Liliye and Abulmeet live in a village of about 1000 people on the “steppes”—the vast prairie lands of northern Crimea and Ukraine. There isn’t a whole lot there—houses with large gardens, livestock, and fruit trees; a school; a few small stores; and a long low building that seems to be divided into a mosque in one half and an Orthodox church in the other half. Lenura’s parents have lived there since returning from Uzbekistan nineteen years ago, along with many other Crimean Tatar families—the town is over half Crimean Tatar. Liliye and Abulmeet have a small home along with several other small structures that they live and work in and also some sheds that house their three cows, chickens, and turkeys. Their place is surrounded by flower and vegetable gardens, and fruit trees loaded with apples, peaches, plums, and cherries earlier in the season. On the hot summer days of our visit, life takes place outdoors—cooking in the outside summer kitchen, eating and hanging out under the grape arbor. Liliye’s sister and her husband who is the director of the school came over for dinner, and it was wonderful sitting around the table, feeling the evening breezes, eating the delicious Crimean Tatar dishes, talking and laughing. It is so precious to me to be included in their family the way I am now, that I could be at such a gathering and really feel part of it, despite my lack of understanding of much of the conversation.

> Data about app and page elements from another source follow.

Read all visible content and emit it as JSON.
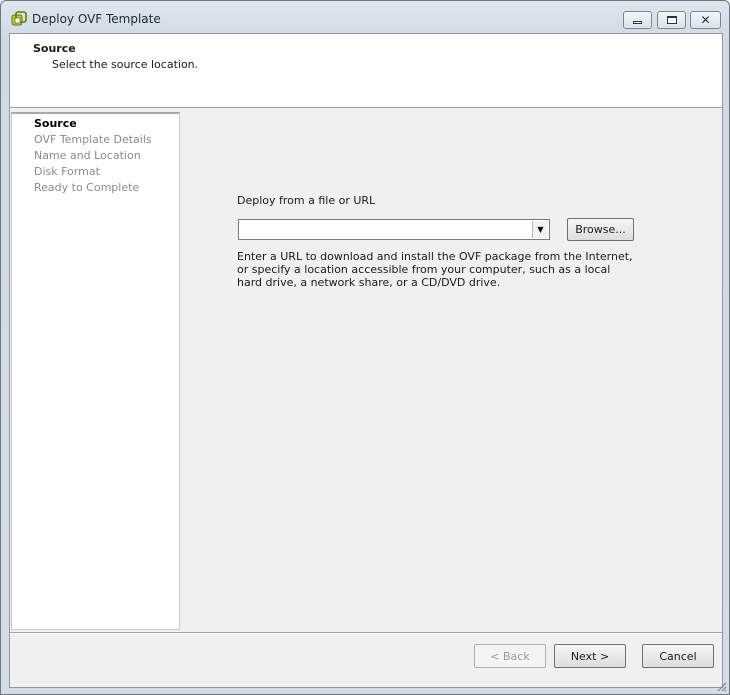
{
  "window": {
    "title": "Deploy OVF Template",
    "icon": "vmware-ovf-icon",
    "controls": [
      "minimize",
      "maximize",
      "close"
    ]
  },
  "header": {
    "title": "Source",
    "subtitle": "Select the source location."
  },
  "steps": [
    {
      "label": "Source",
      "active": true
    },
    {
      "label": "OVF Template Details",
      "active": false
    },
    {
      "label": "Name and Location",
      "active": false
    },
    {
      "label": "Disk Format",
      "active": false
    },
    {
      "label": "Ready to Complete",
      "active": false
    }
  ],
  "source": {
    "label": "Deploy from a file or URL",
    "value": "",
    "browse_label": "Browse...",
    "hint": "Enter a URL to download and install the OVF package from the Internet, or specify a location accessible from your computer, such as a local hard drive, a network share, or a CD/DVD drive."
  },
  "footer": {
    "back_label": "< Back",
    "next_label": "Next >",
    "cancel_label": "Cancel"
  },
  "colors": {
    "active_step": "#000000",
    "inactive_step": "#8a8a8a",
    "titlebar": "#d4dde6"
  }
}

There is more I want to write, but perhaps I will end this now. Feeling I should lie down some more, and you, my dear reader, probably are tired of reading. Will tell about my other adventures of the last few weeks in my next post. Much love from Crimea.


  1. Wonderful post of your new Crimean Tatar family! A feeling of belonging and love. I am happy for you. Be well.

  2. Barb, dear, hope you are feeling better now. Thanks for taking time from your sickbed to catch us up to date on your adventures, and on the poor sheep. I do think from time to time that we shouldn't eat food we're not prepared to kill ourselves, but then my carnivorous appetites overtake my moral intentions--but that sad-eyed sheep--hard to overcome!